EXERCISE INSTRUCTIONS
Nothing in the records should differ when you write them out again.

App and web page records:
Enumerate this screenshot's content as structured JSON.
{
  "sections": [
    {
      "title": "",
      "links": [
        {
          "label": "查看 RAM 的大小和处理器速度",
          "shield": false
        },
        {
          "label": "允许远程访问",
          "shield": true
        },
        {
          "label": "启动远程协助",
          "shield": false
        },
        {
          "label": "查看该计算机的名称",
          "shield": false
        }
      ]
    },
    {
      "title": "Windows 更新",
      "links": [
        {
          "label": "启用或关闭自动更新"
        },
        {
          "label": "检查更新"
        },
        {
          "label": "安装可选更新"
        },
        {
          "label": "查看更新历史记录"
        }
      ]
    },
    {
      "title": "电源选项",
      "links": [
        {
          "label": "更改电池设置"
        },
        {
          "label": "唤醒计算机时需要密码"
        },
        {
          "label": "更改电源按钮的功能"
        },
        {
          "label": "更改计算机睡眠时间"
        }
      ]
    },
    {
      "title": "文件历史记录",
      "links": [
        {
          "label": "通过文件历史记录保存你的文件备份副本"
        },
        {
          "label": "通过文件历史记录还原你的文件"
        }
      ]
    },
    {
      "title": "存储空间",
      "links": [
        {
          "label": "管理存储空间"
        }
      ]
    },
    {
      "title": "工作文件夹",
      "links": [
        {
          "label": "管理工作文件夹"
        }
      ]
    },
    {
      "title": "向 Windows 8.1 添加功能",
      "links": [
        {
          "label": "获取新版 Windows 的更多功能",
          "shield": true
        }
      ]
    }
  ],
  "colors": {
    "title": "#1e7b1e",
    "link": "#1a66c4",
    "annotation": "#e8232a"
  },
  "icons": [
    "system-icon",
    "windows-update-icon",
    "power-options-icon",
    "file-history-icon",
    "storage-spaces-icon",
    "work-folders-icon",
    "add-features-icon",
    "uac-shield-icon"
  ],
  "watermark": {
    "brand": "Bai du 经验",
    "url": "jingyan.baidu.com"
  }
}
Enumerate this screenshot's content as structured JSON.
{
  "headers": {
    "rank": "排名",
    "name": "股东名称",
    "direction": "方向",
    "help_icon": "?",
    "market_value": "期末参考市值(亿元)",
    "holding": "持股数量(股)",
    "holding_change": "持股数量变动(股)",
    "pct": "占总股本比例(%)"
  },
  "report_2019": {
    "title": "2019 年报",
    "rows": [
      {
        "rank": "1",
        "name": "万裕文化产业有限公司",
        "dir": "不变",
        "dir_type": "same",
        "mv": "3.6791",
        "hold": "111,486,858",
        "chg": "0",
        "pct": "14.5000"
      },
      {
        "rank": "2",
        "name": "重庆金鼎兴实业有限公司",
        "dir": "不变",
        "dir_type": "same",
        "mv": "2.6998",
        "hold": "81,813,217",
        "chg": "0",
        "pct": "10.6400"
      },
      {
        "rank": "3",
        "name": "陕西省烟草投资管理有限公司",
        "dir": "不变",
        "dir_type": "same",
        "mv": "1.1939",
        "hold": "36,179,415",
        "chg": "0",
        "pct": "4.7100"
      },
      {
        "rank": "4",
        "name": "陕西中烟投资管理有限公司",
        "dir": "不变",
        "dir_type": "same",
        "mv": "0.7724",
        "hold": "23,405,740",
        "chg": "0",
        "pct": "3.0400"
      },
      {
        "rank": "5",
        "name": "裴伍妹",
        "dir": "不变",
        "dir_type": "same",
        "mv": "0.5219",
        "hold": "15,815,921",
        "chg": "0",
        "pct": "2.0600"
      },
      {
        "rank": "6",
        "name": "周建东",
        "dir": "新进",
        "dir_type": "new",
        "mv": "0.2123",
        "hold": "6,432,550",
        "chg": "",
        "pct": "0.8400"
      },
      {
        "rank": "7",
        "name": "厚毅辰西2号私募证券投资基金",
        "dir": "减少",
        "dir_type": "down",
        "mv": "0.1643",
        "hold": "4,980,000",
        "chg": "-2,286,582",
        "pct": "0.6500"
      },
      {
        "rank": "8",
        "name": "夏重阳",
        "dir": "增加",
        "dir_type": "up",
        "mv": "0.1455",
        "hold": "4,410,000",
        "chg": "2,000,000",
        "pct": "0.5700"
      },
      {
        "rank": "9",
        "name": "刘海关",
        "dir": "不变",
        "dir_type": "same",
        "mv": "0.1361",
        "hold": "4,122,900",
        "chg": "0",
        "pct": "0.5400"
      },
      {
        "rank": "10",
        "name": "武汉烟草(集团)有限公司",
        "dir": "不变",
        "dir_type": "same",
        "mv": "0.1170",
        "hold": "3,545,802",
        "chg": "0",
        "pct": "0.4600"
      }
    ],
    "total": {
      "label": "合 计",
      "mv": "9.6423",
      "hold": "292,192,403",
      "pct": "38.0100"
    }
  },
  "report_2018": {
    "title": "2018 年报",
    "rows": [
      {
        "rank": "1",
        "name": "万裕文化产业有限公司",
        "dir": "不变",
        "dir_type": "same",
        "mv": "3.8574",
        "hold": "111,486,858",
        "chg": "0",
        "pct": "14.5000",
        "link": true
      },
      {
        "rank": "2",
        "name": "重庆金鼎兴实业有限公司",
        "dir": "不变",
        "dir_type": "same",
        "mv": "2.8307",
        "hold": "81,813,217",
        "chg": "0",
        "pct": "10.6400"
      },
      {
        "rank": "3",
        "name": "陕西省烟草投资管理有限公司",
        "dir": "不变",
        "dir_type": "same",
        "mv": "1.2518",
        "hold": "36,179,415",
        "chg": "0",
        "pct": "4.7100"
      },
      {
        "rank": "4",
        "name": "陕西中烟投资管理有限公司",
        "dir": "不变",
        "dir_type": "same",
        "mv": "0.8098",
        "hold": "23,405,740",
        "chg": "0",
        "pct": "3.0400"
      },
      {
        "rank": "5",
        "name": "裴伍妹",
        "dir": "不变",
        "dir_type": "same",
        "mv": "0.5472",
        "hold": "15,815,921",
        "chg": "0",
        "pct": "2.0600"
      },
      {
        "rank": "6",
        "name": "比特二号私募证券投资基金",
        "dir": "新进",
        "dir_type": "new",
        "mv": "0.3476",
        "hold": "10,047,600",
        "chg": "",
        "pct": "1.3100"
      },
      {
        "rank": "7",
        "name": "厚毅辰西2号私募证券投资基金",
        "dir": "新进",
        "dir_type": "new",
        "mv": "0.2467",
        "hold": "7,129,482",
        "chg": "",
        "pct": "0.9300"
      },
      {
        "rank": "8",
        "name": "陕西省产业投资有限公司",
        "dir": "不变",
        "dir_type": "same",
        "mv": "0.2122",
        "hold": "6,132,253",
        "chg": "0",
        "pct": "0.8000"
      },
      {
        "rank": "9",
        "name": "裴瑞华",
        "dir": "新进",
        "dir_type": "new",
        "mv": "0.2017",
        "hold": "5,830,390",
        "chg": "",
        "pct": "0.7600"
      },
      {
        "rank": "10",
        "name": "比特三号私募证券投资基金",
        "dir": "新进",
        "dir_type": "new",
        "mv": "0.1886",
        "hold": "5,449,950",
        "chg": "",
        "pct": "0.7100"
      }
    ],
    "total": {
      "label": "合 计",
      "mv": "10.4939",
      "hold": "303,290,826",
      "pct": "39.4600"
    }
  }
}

SOLVED EXERCISE
Enumerate this screenshot's content as structured JSON.
{
  "sections": [
    {
      "title": "",
      "links": [
        {
          "label": "查看 RAM 的大小和处理器速度",
          "shield": false
        },
        {
          "label": "允许远程访问",
          "shield": true
        },
        {
          "label": "启动远程协助",
          "shield": false
        },
        {
          "label": "查看该计算机的名称",
          "shield": false
        }
      ]
    },
    {
      "title": "Windows 更新",
      "links": [
        {
          "label": "启用或关闭自动更新"
        },
        {
          "label": "检查更新"
        },
        {
          "label": "安装可选更新"
        },
        {
          "label": "查看更新历史记录"
        }
      ]
    },
    {
      "title": "电源选项",
      "links": [
        {
          "label": "更改电池设置"
        },
        {
          "label": "唤醒计算机时需要密码"
        },
        {
          "label": "更改电源按钮的功能"
        },
        {
          "label": "更改计算机睡眠时间"
        }
      ]
    },
    {
      "title": "文件历史记录",
      "links": [
        {
          "label": "通过文件历史记录保存你的文件备份副本"
        },
        {
          "label": "通过文件历史记录还原你的文件"
        }
      ]
    },
    {
      "title": "存储空间",
      "links": [
        {
          "label": "管理存储空间"
        }
      ]
    },
    {
      "title": "工作文件夹",
      "links": [
        {
          "label": "管理工作文件夹"
        }
      ]
    },
    {
      "title": "向 Windows 8.1 添加功能",
      "links": [
        {
          "label": "获取新版 Windows 的更多功能",
          "shield": true
        }
      ]
    }
  ],
  "colors": {
    "title": "#1e7b1e",
    "link": "#1a66c4",
    "annotation": "#e8232a"
  },
  "icons": [
    "system-icon",
    "windows-update-icon",
    "power-options-icon",
    "file-history-icon",
    "storage-spaces-icon",
    "work-folders-icon",
    "add-features-icon",
    "uac-shield-icon"
  ],
  "watermark": {
    "brand": "Bai du 经验",
    "url": "jingyan.baidu.com"
  }
}
Enumerate this screenshot's content as structured JSON.
{
  "headers": {
    "rank": "排名",
    "name": "股东名称",
    "direction": "方向",
    "help_icon": "?",
    "market_value": "期末参考市值(亿元)",
    "holding": "持股数量(股)",
    "holding_change": "持股数量变动(股)",
    "pct": "占总股本比例(%)"
  },
  "report_2019": {
    "title": "2019 年报",
    "rows": [
      {
        "rank": "1",
        "name": "万裕文化产业有限公司",
        "dir": "不变",
        "dir_type": "same",
        "mv": "3.6791",
        "hold": "111,486,858",
        "chg": "0",
        "pct": "14.5000"
      },
      {
        "rank": "2",
        "name": "重庆金鼎兴实业有限公司",
        "dir": "不变",
        "dir_type": "same",
        "mv": "2.6998",
        "hold": "81,813,217",
        "chg": "0",
        "pct": "10.6400"
      },
      {
        "rank": "3",
        "name": "陕西省烟草投资管理有限公司",
        "dir": "不变",
        "dir_type": "same",
        "mv": "1.1939",
        "hold": "36,179,415",
        "chg": "0",
        "pct": "4.7100"
      },
      {
        "rank": "4",
        "name": "陕西中烟投资管理有限公司",
        "dir": "不变",
        "dir_type": "same",
        "mv": "0.7724",
        "hold": "23,405,740",
        "chg": "0",
        "pct": "3.0400"
      },
      {
        "rank": "5",
        "name": "裴伍妹",
        "dir": "不变",
        "dir_type": "same",
        "mv": "0.5219",
        "hold": "15,815,921",
        "chg": "0",
        "pct": "2.0600"
      },
      {
        "rank": "6",
        "name": "周建东",
        "dir": "新进",
        "dir_type": "new",
        "mv": "0.2123",
        "hold": "6,432,550",
        "chg": "",
        "pct": "0.8400"
      },
      {
        "rank": "7",
        "name": "厚毅辰西2号私募证券投资基金",
        "dir": "减少",
        "dir_type": "down",
        "mv": "0.1643",
        "hold": "4,980,000",
        "chg": "-2,286,582",
        "pct": "0.6500"
      },
      {
        "rank": "8",
        "name": "夏重阳",
        "dir": "增加",
        "dir_type": "up",
        "mv": "0.1455",
        "hold": "4,410,000",
        "chg": "2,000,000",
        "pct": "0.5700"
      },
      {
        "rank": "9",
        "name": "刘海关",
        "dir": "不变",
        "dir_type": "same",
        "mv": "0.1361",
        "hold": "4,122,900",
        "chg": "0",
        "pct": "0.5400"
      },
      {
        "rank": "10",
        "name": "武汉烟草(集团)有限公司",
        "dir": "不变",
        "dir_type": "same",
        "mv": "0.1170",
        "hold": "3,545,802",
        "chg": "0",
        "pct": "0.4600"
      }
    ],
    "total": {
      "label": "合 计",
      "mv": "9.6423",
      "hold": "292,192,403",
      "pct": "38.0100"
    }
  },
  "report_2018": {
    "title": "2018 年报",
    "rows": [
      {
        "rank": "1",
        "name": "万裕文化产业有限公司",
        "dir": "不变",
        "dir_type": "same",
        "mv": "3.8574",
        "hold": "111,486,858",
        "chg": "0",
        "pct": "14.5000",
        "link": true
      },
      {
        "rank": "2",
        "name": "重庆金鼎兴实业有限公司",
        "dir": "不变",
        "dir_type": "same",
        "mv": "2.8307",
        "hold": "81,813,217",
        "chg": "0",
        "pct": "10.6400"
      },
      {
        "rank": "3",
        "name": "陕西省烟草投资管理有限公司",
        "dir": "不变",
        "dir_type": "same",
        "mv": "1.2518",
        "hold": "36,179,415",
        "chg": "0",
        "pct": "4.7100"
      },
      {
        "rank": "4",
        "name": "陕西中烟投资管理有限公司",
        "dir": "不变",
        "dir_type": "same",
        "mv": "0.8098",
        "hold": "23,405,740",
        "chg": "0",
        "pct": "3.0400"
      },
      {
        "rank": "5",
        "name": "裴伍妹",
        "dir": "不变",
        "dir_type": "same",
        "mv": "0.5472",
        "hold": "15,815,921",
        "chg": "0",
        "pct": "2.0600"
      },
      {
        "rank": "6",
        "name": "比特二号私募证券投资基金",
        "dir": "新进",
        "dir_type": "new",
        "mv": "0.3476",
        "hold": "10,047,600",
        "chg": "",
        "pct": "1.3100"
      },
      {
        "rank": "7",
        "name": "厚毅辰西2号私募证券投资基金",
        "dir": "新进",
        "dir_type": "new",
        "mv": "0.2467",
        "hold": "7,129,482",
        "chg": "",
        "pct": "0.9300"
      },
      {
        "rank": "8",
        "name": "陕西省产业投资有限公司",
        "dir": "不变",
        "dir_type": "same",
        "mv": "0.2122",
        "hold": "6,132,253",
        "chg": "0",
        "pct": "0.8000"
      },
      {
        "rank": "9",
        "name": "裴瑞华",
        "dir": "新进",
        "dir_type": "new",
        "mv": "0.2017",
        "hold": "5,830,390",
        "chg": "",
        "pct": "0.7600"
      },
      {
        "rank": "10",
        "name": "比特三号私募证券投资基金",
        "dir": "新进",
        "dir_type": "new",
        "mv": "0.1886",
        "hold": "5,449,950",
        "chg": "",
        "pct": "0.7100"
      }
    ],
    "total": {
      "label": "合 计",
      "mv": "10.4939",
      "hold": "303,290,826",
      "pct": "39.4600"
    }
  }
}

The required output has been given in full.